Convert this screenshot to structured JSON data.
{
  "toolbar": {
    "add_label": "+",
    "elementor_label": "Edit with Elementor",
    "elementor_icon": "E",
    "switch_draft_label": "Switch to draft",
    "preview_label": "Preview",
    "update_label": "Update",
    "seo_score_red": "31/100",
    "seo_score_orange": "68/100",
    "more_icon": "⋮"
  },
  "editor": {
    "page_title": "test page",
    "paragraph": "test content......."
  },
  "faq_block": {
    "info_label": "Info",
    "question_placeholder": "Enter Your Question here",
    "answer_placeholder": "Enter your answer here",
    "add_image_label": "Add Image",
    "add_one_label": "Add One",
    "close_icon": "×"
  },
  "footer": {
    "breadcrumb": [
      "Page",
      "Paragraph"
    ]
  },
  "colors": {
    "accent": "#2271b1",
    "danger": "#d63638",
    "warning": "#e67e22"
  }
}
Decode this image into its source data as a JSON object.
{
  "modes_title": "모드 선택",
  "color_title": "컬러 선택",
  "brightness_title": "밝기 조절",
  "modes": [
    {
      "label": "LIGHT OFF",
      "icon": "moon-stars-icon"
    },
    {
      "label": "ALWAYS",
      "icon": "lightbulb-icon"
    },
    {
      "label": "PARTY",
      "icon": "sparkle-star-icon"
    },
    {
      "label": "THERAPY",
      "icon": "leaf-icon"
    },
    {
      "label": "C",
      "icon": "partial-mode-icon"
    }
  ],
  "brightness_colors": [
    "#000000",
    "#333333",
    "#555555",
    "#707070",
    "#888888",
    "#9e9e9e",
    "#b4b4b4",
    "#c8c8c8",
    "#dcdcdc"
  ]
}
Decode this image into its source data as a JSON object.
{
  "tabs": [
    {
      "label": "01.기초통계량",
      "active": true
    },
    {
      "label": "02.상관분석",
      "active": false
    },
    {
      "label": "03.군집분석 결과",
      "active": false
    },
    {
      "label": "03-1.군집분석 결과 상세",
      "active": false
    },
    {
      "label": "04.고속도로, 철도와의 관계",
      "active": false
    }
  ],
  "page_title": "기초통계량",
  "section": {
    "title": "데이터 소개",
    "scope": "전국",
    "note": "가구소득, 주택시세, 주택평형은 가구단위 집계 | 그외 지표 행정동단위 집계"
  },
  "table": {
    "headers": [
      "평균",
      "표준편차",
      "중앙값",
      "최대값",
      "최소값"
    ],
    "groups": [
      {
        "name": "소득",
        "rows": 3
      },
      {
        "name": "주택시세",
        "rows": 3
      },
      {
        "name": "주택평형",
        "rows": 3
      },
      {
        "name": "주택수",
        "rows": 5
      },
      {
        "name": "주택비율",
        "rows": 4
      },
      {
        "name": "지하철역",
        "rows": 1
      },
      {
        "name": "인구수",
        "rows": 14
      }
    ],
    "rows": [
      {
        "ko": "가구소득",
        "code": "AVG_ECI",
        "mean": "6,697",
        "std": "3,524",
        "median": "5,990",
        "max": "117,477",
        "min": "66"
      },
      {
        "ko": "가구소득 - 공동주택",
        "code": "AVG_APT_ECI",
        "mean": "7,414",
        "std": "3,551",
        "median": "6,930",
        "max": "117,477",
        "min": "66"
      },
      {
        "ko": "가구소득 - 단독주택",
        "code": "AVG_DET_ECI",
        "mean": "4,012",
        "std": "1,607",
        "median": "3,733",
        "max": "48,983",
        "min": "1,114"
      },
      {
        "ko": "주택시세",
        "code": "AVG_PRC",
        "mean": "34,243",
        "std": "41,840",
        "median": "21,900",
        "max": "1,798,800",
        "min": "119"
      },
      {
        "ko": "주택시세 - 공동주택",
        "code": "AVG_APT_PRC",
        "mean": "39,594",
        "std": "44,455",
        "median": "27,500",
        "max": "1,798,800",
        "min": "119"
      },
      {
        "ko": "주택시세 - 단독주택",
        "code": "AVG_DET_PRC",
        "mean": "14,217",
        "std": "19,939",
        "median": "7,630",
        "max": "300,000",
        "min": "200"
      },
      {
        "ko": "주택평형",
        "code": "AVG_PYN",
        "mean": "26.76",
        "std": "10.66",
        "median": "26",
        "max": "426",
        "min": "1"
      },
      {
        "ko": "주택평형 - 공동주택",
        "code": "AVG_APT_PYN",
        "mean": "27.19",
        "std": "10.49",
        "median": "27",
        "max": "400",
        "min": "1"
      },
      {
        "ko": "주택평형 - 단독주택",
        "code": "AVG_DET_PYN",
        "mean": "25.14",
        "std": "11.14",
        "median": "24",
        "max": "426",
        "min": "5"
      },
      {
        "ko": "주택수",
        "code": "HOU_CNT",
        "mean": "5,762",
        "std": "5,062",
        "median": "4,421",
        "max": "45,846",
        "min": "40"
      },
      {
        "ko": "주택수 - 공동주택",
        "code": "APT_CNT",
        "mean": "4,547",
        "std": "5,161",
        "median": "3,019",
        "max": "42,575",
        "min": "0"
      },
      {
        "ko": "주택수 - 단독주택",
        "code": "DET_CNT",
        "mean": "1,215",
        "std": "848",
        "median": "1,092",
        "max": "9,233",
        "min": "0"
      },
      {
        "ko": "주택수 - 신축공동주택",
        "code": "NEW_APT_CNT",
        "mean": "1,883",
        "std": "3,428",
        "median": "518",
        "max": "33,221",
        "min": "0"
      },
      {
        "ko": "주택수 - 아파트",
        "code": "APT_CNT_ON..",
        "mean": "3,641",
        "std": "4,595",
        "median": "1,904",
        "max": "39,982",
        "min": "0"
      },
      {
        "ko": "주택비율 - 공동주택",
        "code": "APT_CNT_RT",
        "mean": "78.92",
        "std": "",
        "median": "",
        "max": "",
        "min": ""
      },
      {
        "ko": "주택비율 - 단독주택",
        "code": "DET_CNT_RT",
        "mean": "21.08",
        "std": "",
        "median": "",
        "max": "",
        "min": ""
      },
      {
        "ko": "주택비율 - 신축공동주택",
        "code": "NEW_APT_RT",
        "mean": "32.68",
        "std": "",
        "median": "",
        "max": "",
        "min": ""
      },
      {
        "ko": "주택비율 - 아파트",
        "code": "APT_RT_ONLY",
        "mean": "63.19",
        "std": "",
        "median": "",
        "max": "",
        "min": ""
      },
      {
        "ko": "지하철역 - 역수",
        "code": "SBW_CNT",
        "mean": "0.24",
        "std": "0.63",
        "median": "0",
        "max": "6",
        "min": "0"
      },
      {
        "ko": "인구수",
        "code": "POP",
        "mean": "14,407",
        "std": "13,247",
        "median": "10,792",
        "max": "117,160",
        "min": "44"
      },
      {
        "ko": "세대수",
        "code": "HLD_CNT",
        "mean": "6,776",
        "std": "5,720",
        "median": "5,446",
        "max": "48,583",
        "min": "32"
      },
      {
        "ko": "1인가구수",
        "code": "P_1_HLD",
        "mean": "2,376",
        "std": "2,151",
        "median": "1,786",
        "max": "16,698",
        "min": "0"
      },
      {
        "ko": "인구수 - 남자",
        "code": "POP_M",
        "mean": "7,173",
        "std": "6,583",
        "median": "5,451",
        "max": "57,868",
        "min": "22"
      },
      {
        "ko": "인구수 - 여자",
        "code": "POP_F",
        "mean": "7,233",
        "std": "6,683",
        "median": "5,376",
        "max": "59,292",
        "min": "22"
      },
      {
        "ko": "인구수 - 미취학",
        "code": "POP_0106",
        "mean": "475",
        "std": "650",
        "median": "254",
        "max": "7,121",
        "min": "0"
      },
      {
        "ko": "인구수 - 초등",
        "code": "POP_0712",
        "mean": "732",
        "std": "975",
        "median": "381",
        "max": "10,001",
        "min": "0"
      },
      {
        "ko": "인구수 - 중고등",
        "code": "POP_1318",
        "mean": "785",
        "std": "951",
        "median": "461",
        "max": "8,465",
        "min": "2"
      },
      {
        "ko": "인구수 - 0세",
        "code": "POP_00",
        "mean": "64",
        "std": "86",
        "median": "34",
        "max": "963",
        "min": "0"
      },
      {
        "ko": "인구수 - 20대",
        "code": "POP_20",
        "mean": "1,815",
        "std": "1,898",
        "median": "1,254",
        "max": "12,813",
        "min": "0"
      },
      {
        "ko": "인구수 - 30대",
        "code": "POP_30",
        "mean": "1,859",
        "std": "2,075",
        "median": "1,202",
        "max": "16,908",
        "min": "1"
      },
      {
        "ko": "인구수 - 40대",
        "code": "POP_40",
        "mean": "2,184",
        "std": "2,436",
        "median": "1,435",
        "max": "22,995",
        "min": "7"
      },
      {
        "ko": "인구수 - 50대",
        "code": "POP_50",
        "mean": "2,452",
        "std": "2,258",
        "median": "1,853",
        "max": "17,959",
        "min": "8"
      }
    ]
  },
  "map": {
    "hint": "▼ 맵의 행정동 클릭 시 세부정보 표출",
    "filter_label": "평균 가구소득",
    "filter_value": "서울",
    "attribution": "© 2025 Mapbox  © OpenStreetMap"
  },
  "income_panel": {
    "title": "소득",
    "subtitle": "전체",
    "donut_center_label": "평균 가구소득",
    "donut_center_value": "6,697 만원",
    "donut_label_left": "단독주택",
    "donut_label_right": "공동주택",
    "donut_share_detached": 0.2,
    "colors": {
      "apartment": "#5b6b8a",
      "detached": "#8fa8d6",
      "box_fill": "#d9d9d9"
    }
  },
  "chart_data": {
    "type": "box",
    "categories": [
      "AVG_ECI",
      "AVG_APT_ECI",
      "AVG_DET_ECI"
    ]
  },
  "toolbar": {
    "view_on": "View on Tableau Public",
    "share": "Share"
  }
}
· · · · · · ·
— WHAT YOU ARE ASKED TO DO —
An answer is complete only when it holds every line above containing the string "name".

— RESULT FOR THIS TASK —
        "name": "소득",
        "name": "주택시세",
        "name": "주택평형",
        "name": "주택수",
        "name": "주택비율",
        "name": "지하철역",
        "name": "인구수",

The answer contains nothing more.